Are you going to continue this cooperation, for example, planning a joint publication?

Definitely! I don’t want to jinx it, though. At least two publications are planned together with colleagues from the internship in the US. At the same time, I’ll still be working with Professor Gogotsi’s group on other projects, which I’m very excited about.

What, apart from professional growth, has brought the greatest benefit?

Certainly a chance to meet so many people from different parts of the world who are also great scientists. I feel I’ve progressed more than just workwise. Five months in a foreign country, and during a pandemic, is bound to change you a little, whether you want or not. From a professional point of view, the greatest benefit is to see and understand how research groups operate elsewhere.

Which of these aspects would you like to see in Olomouc and, conversely, what could inspire colleagues in the USA?

This question is very difficult in view of the different sizes of the two workplaces. However, I greatly appreciated the communication, close cooperation and openness there. I checked that Czechs really do have a specific way of thinking. “Golden Czech Hands” and the ability to come up with solutions to make things simpler and more feasible was what I tried to make the most of. Having seen a whole new world, people and possibilities, gained a new perspective on science and how academia works, some things are clearer to me now. I’m really very grateful that my supervisors Michal Otyepka and Aristides Bakandritsos sent me to such a prestigious university.

What surprised you most?

The responsibility with which the pandemic situation was approached and the size of the city.

Presumably, these two circumstances were also major complications, weren’t they?

I have to admit that yes.
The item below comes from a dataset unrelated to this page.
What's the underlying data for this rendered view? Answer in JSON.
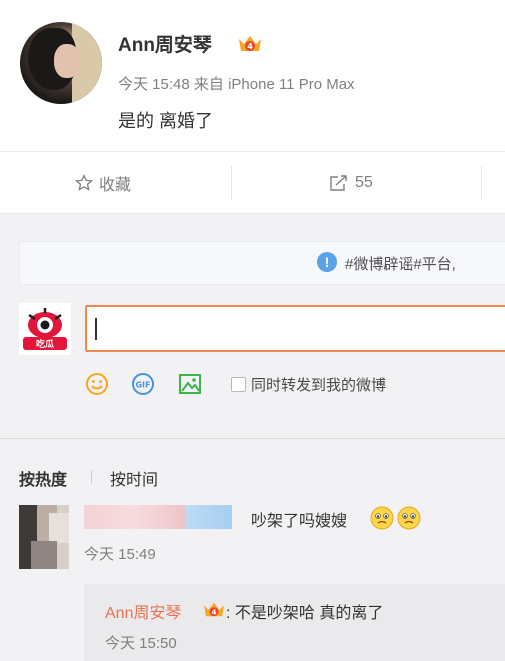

Regarding the security situation in the city, I had to comply with the anti-epidemic measures one hundred per cent, learning where not to go or, on the other hand, which streets were safe. Caution was needed all the time. In this, I have come to appreciate Olomouc in terms of what a safe city it is.

What lays in store for you in the next few weeks/months?

In the next few days, we plan to finish a publication I started working on before my internship. Subsequently, my colleagues from the US will send me my samples so that I can continue to optimize the preparation of electrodes. After that, as I mentioned earlier, we plan to publish the results. And since I’m going to do my fourth year, I’m starting to plan my dissertation and graduation.

Veronika Šedajová was interviewed by Martina Šaradínová